_Work to be completed_
The entries that follow are to be duplicated in full, character for character.

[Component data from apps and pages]
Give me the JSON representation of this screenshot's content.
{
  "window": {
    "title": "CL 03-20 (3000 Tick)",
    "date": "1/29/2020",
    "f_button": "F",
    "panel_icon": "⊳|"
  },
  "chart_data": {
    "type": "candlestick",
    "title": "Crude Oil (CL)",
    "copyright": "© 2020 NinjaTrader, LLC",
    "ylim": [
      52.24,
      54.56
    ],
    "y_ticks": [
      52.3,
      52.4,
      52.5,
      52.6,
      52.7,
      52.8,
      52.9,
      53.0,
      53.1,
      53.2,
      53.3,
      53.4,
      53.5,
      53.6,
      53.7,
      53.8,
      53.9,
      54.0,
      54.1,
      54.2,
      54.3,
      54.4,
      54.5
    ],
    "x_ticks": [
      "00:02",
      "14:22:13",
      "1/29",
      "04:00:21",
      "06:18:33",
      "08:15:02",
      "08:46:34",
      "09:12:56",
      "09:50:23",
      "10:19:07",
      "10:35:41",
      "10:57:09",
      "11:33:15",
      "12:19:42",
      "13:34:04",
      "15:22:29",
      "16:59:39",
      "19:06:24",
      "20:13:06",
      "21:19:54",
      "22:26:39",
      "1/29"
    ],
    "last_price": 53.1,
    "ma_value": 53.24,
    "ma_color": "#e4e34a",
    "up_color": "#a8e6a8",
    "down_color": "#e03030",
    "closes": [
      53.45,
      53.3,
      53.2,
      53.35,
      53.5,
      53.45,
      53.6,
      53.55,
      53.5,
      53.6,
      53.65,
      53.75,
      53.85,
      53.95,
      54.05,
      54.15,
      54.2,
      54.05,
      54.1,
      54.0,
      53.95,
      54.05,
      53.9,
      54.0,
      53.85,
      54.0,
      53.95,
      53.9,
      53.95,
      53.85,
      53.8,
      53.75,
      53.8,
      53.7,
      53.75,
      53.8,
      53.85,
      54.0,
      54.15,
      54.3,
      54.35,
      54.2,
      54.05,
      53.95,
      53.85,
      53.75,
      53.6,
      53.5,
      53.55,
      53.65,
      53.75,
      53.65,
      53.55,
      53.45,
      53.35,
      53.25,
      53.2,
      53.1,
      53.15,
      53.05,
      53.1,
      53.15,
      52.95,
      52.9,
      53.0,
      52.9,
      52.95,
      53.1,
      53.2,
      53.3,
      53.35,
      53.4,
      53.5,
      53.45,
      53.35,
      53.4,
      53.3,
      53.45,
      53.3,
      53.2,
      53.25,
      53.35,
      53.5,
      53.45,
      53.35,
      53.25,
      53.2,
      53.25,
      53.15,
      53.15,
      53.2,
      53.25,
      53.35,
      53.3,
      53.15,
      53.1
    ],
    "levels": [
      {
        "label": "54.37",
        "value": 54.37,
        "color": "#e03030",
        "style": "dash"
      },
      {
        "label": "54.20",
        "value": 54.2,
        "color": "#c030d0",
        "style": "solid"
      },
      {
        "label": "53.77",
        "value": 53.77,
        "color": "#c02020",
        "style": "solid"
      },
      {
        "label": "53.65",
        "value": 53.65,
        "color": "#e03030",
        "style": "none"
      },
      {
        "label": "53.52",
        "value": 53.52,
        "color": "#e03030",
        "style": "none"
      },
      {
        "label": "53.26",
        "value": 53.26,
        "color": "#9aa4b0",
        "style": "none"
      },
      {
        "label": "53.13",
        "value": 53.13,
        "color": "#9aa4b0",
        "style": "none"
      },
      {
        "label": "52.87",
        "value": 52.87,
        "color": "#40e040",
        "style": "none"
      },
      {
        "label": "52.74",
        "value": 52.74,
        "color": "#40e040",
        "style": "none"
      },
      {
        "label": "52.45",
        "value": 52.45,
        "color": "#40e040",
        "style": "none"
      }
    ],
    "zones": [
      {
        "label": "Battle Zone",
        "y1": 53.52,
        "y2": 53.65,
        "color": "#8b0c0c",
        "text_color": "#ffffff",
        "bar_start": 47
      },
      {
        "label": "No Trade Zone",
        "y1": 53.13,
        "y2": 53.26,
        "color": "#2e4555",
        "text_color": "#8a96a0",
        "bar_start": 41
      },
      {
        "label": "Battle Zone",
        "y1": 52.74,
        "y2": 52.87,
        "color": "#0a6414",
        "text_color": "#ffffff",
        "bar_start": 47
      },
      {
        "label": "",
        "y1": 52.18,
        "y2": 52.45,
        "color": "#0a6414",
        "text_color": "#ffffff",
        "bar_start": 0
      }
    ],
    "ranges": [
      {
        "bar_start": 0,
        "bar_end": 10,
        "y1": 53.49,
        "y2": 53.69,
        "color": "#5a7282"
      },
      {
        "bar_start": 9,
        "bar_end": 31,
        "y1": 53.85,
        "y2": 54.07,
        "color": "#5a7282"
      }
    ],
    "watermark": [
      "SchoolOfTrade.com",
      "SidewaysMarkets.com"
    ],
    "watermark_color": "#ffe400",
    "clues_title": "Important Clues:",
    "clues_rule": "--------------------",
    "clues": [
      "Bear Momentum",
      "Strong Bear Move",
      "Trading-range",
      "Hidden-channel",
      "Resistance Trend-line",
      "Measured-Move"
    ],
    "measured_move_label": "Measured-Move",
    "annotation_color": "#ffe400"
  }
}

_Exercise response_
Give me the JSON representation of this screenshot's content.
{
  "window": {
    "title": "CL 03-20 (3000 Tick)",
    "date": "1/29/2020",
    "f_button": "F",
    "panel_icon": "⊳|"
  },
  "chart_data": {
    "type": "candlestick",
    "title": "Crude Oil (CL)",
    "copyright": "© 2020 NinjaTrader, LLC",
    "ylim": [
      52.24,
      54.56
    ],
    "y_ticks": [
      52.3,
      52.4,
      52.5,
      52.6,
      52.7,
      52.8,
      52.9,
      53.0,
      53.1,
      53.2,
      53.3,
      53.4,
      53.5,
      53.6,
      53.7,
      53.8,
      53.9,
      54.0,
      54.1,
      54.2,
      54.3,
      54.4,
      54.5
    ],
    "x_ticks": [
      "00:02",
      "14:22:13",
      "1/29",
      "04:00:21",
      "06:18:33",
      "08:15:02",
      "08:46:34",
      "09:12:56",
      "09:50:23",
      "10:19:07",
      "10:35:41",
      "10:57:09",
      "11:33:15",
      "12:19:42",
      "13:34:04",
      "15:22:29",
      "16:59:39",
      "19:06:24",
      "20:13:06",
      "21:19:54",
      "22:26:39",
      "1/29"
    ],
    "last_price": 53.1,
    "ma_value": 53.24,
    "ma_color": "#e4e34a",
    "up_color": "#a8e6a8",
    "down_color": "#e03030",
    "closes": [
      53.45,
      53.3,
      53.2,
      53.35,
      53.5,
      53.45,
      53.6,
      53.55,
      53.5,
      53.6,
      53.65,
      53.75,
      53.85,
      53.95,
      54.05,
      54.15,
      54.2,
      54.05,
      54.1,
      54.0,
      53.95,
      54.05,
      53.9,
      54.0,
      53.85,
      54.0,
      53.95,
      53.9,
      53.95,
      53.85,
      53.8,
      53.75,
      53.8,
      53.7,
      53.75,
      53.8,
      53.85,
      54.0,
      54.15,
      54.3,
      54.35,
      54.2,
      54.05,
      53.95,
      53.85,
      53.75,
      53.6,
      53.5,
      53.55,
      53.65,
      53.75,
      53.65,
      53.55,
      53.45,
      53.35,
      53.25,
      53.2,
      53.1,
      53.15,
      53.05,
      53.1,
      53.15,
      52.95,
      52.9,
      53.0,
      52.9,
      52.95,
      53.1,
      53.2,
      53.3,
      53.35,
      53.4,
      53.5,
      53.45,
      53.35,
      53.4,
      53.3,
      53.45,
      53.3,
      53.2,
      53.25,
      53.35,
      53.5,
      53.45,
      53.35,
      53.25,
      53.2,
      53.25,
      53.15,
      53.15,
      53.2,
      53.25,
      53.35,
      53.3,
      53.15,
      53.1
    ],
    "levels": [
      {
        "label": "54.37",
        "value": 54.37,
        "color": "#e03030",
        "style": "dash"
      },
      {
        "label": "54.20",
        "value": 54.2,
        "color": "#c030d0",
        "style": "solid"
      },
      {
        "label": "53.77",
        "value": 53.77,
        "color": "#c02020",
        "style": "solid"
      },
      {
        "label": "53.65",
        "value": 53.65,
        "color": "#e03030",
        "style": "none"
      },
      {
        "label": "53.52",
        "value": 53.52,
        "color": "#e03030",
        "style": "none"
      },
      {
        "label": "53.26",
        "value": 53.26,
        "color": "#9aa4b0",
        "style": "none"
      },
      {
        "label": "53.13",
        "value": 53.13,
        "color": "#9aa4b0",
        "style": "none"
      },
      {
        "label": "52.87",
        "value": 52.87,
        "color": "#40e040",
        "style": "none"
      },
      {
        "label": "52.74",
        "value": 52.74,
        "color": "#40e040",
        "style": "none"
      },
      {
        "label": "52.45",
        "value": 52.45,
        "color": "#40e040",
        "style": "none"
      }
    ],
    "zones": [
      {
        "label": "Battle Zone",
        "y1": 53.52,
        "y2": 53.65,
        "color": "#8b0c0c",
        "text_color": "#ffffff",
        "bar_start": 47
      },
      {
        "label": "No Trade Zone",
        "y1": 53.13,
        "y2": 53.26,
        "color": "#2e4555",
        "text_color": "#8a96a0",
        "bar_start": 41
      },
      {
        "label": "Battle Zone",
        "y1": 52.74,
        "y2": 52.87,
        "color": "#0a6414",
        "text_color": "#ffffff",
        "bar_start": 47
      },
      {
        "label": "",
        "y1": 52.18,
        "y2": 52.45,
        "color": "#0a6414",
        "text_color": "#ffffff",
        "bar_start": 0
      }
    ],
    "ranges": [
      {
        "bar_start": 0,
        "bar_end": 10,
        "y1": 53.49,
        "y2": 53.69,
        "color": "#5a7282"
      },
      {
        "bar_start": 9,
        "bar_end": 31,
        "y1": 53.85,
        "y2": 54.07,
        "color": "#5a7282"
      }
    ],
    "watermark": [
      "SchoolOfTrade.com",
      "SidewaysMarkets.com"
    ],
    "watermark_color": "#ffe400",
    "clues_title": "Important Clues:",
    "clues_rule": "--------------------",
    "clues": [
      "Bear Momentum",
      "Strong Bear Move",
      "Trading-range",
      "Hidden-channel",
      "Resistance Trend-line",
      "Measured-Move"
    ],
    "measured_move_label": "Measured-Move",
    "annotation_color": "#ffe400"
  }
}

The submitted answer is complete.